- Frequency or speed: number of beats per respiration
- Strength: weak or pounding hard
- Shape: smooth or choppy
- Width: thin or broad
- Length: short or long
- Rhythm: regular or irregular
- Depth: Detectable at surface or deep level
For example, a slow, irregular pulse that skips beats irregularly may indicate deficient Qi or blood resulting in the heart not circulating blood properly. Taking into consideration that there are 18 points for collecting pulse information and there are many traits for each pulse, one can see that pulse analysis is a complex subject to master, and it requires many years of training under the teaching and guidance of experienced practitioners.

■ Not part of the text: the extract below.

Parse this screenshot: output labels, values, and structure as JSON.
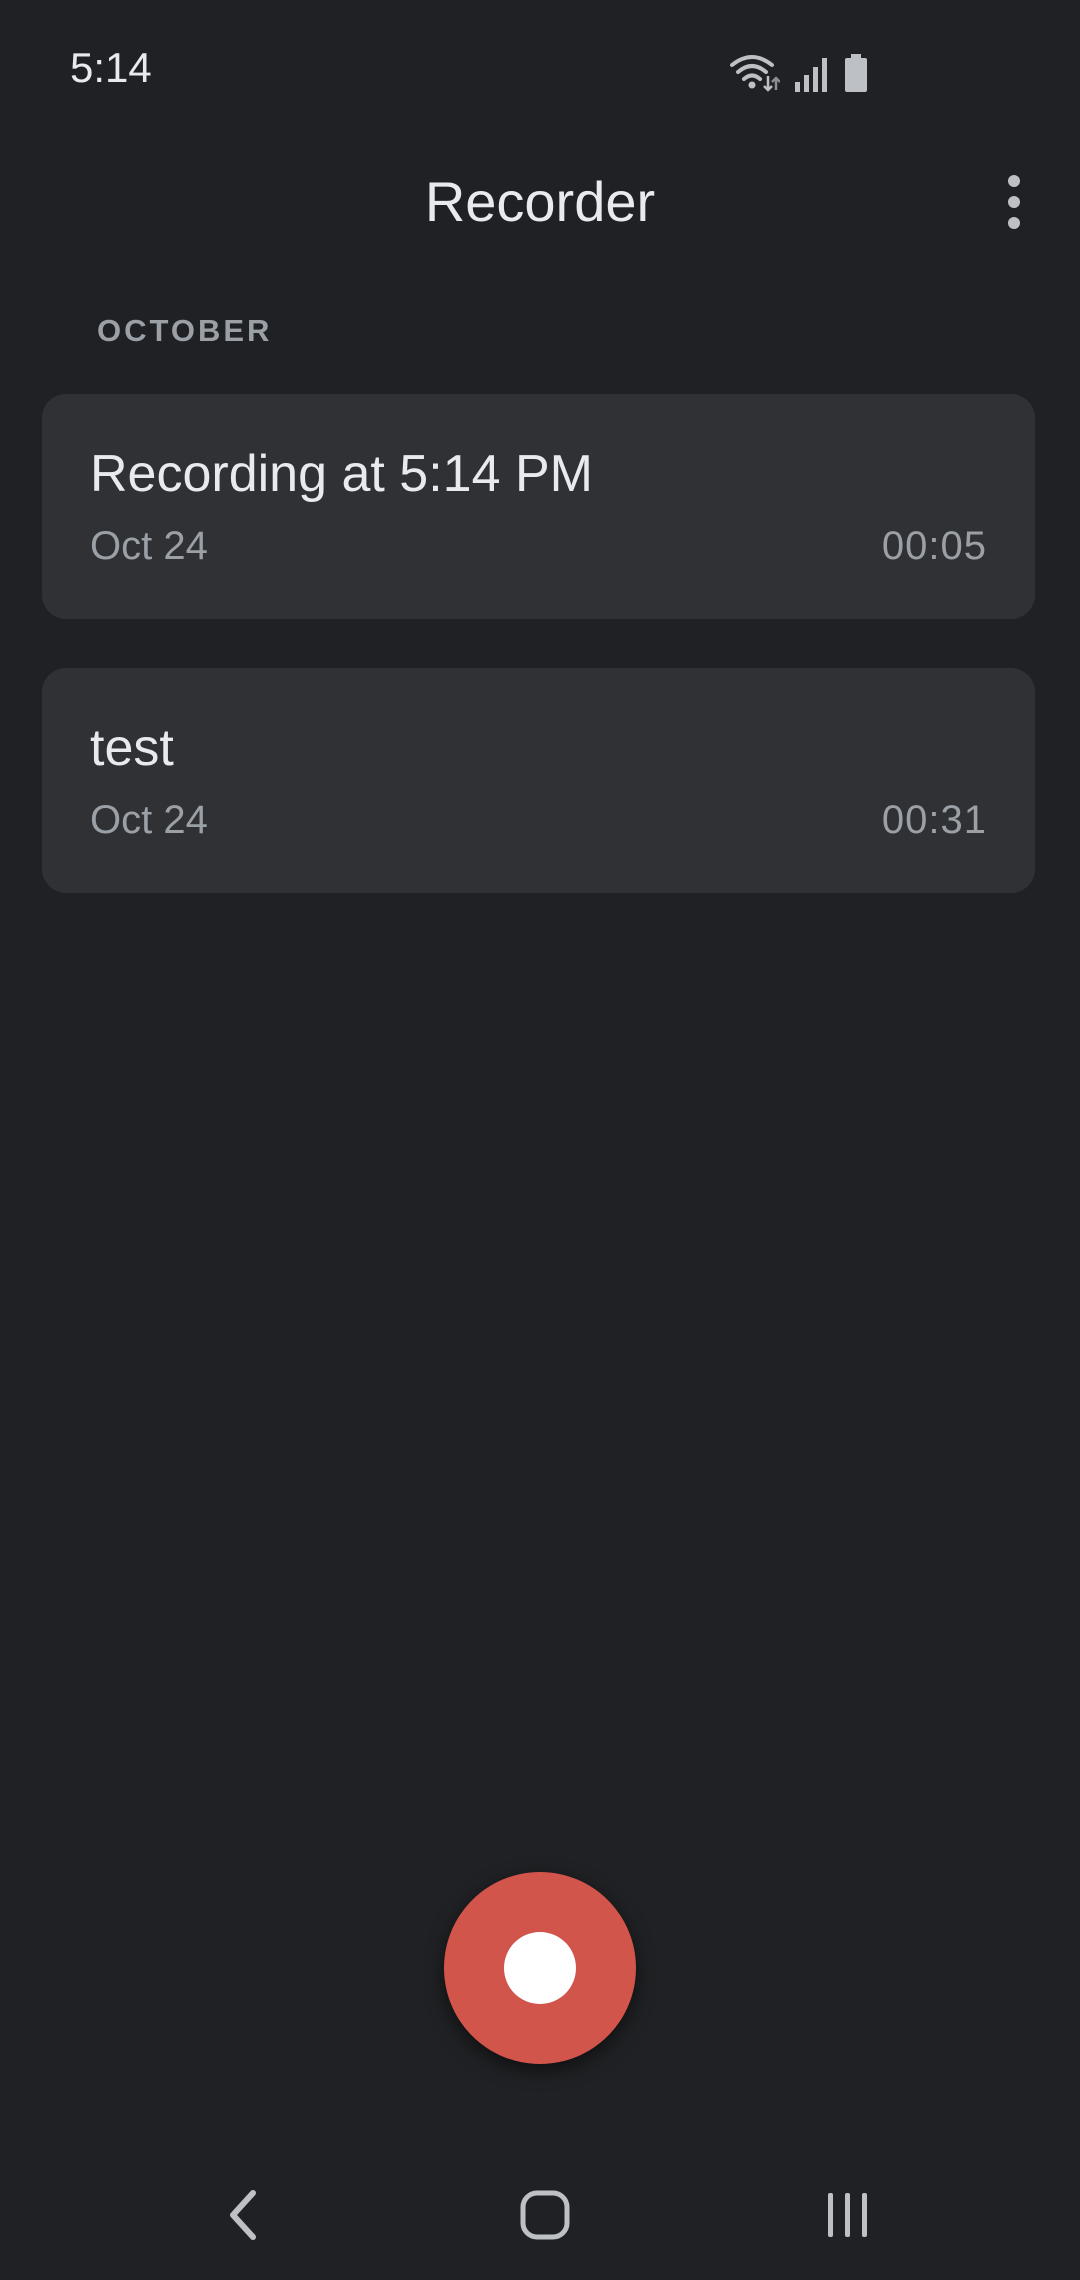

This complexity is also the value of pulse analysis and TCM. It can identify that there may be deficiencies or excess of Qi, or Qi blockages in certain parts of the body. This can lead to identify, or at least suggest, that there may be abnormalities brewing in certain organ(s). The abnormalities could be in the early stages and may not yet be detectable via Western medical exams, including exams by various instruments or blood tests. Because the abnormalities are just beginning to be formed, relatively speaking it is easier to correct and restore good health. For example, a change of diet, a change of lifestyle (e.g., more exercise, more rest, reducing stressful situations), adding some vitamins or other food supplements, or taking some herbal medicines may be sufficient to get rid of these early abnormalities and restore back to good health.
Pulse Analysis Is Part of a More Comprehensive TCM Analysis: It is important to note that pulse analysis is only one of several techniques used by TCM doctors, although it may be the most important technique. Pulse analysis is integrated with face analysis, tongue analysis, and analysis of personal information obtained via Q&A between the patient and the doctor. In TCM, it is emphasized that one does not treat the disease or condition, but rather one treats the individual patient. Thus two people with the same complaint may be treated very differently if their personal constitutions and situations are different.

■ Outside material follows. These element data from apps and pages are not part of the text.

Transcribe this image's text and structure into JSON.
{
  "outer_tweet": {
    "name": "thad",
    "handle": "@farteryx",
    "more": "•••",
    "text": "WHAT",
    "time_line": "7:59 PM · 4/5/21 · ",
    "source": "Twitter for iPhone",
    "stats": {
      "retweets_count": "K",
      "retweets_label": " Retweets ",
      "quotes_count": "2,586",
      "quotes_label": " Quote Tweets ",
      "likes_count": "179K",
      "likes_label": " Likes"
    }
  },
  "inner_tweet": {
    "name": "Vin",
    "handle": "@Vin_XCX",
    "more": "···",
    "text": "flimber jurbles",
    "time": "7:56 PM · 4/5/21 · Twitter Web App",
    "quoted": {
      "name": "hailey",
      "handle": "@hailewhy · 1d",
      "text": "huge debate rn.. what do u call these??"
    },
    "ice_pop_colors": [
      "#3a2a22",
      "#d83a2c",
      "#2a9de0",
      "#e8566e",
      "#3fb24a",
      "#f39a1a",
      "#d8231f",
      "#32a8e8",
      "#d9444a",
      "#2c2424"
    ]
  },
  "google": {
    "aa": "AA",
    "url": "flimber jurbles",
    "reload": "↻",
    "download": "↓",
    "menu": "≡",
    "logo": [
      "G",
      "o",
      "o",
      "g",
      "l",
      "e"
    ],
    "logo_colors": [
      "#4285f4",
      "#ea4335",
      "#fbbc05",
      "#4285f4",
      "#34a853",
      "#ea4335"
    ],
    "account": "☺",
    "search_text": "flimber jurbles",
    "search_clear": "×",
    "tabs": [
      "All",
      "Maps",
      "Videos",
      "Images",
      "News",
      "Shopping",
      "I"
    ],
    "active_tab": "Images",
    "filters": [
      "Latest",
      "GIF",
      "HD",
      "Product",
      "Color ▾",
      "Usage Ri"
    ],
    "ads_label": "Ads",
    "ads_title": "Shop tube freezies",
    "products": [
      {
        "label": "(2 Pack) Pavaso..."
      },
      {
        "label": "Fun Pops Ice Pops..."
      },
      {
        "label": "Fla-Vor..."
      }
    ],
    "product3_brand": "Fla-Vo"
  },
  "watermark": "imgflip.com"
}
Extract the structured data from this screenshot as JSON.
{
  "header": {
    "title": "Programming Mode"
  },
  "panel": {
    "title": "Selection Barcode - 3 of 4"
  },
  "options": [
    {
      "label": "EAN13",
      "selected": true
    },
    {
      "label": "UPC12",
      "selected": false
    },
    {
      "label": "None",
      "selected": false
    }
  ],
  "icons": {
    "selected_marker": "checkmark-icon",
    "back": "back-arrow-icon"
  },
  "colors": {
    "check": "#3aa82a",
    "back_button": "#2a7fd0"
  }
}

Theoretical Foundation of TCM: TCM is based on the experiences of practitioners over more than 2,000 years, and TCM has developed a theoretical basis that is based on Qi and Qi circulation. During the last 30-40 years, there have been many medical/scientific research studies showing many health benefits of TCM and its associated activities such as acupuncture , Taiji  and , and Qigong . However, from a modern scientific perspective, currently there is still no satisfactory theoretical foundation or explanation of TCM that is acceptable and commonly agreed to by medical and scientific researchers around the world. My personal opinion is that about 50-100 years from now, there will be definitive scientific evidence that there are legitimate healing powers from these ancient healing methods, and an explanation will be found that is based on modern science and that will be generally accepted by the world community.
We are not saying that TCM is better than Western medicine. There are many situations that Western medicine is better than TCM. However, we are saying that TCM can be a valuable alternative, complementary, supplementary diagnosis and treatment that can be fruitfully integrated with Western medicine to provide a better, holistic approach to better health. 
 See, e.g., the World Health Organization article “Acupuncture: Review and Analysis of Reports on Controlled Clinical Trials,” 2003: http://apps.who.int/medicinedocs/en/d/Js4926e/5.html.
 See, e.g., “Health Benefits of Taiji”: http://www.dontow.com/2010/01/health-benefits-of-taiji/.
 See, e.g., “A Comprehensive Review of Health Benefits of Qigong and Tai Chi”: http://www.dontow.com/2010/12/a-comprehensive-review-of-health-benefits-of-qigong-and-tai-chi/.
 For a description of some of the author’s personal experiences of TCM, see “Myth or Reality”: http://www.dontow.com/2007/06/myth-or-reality/.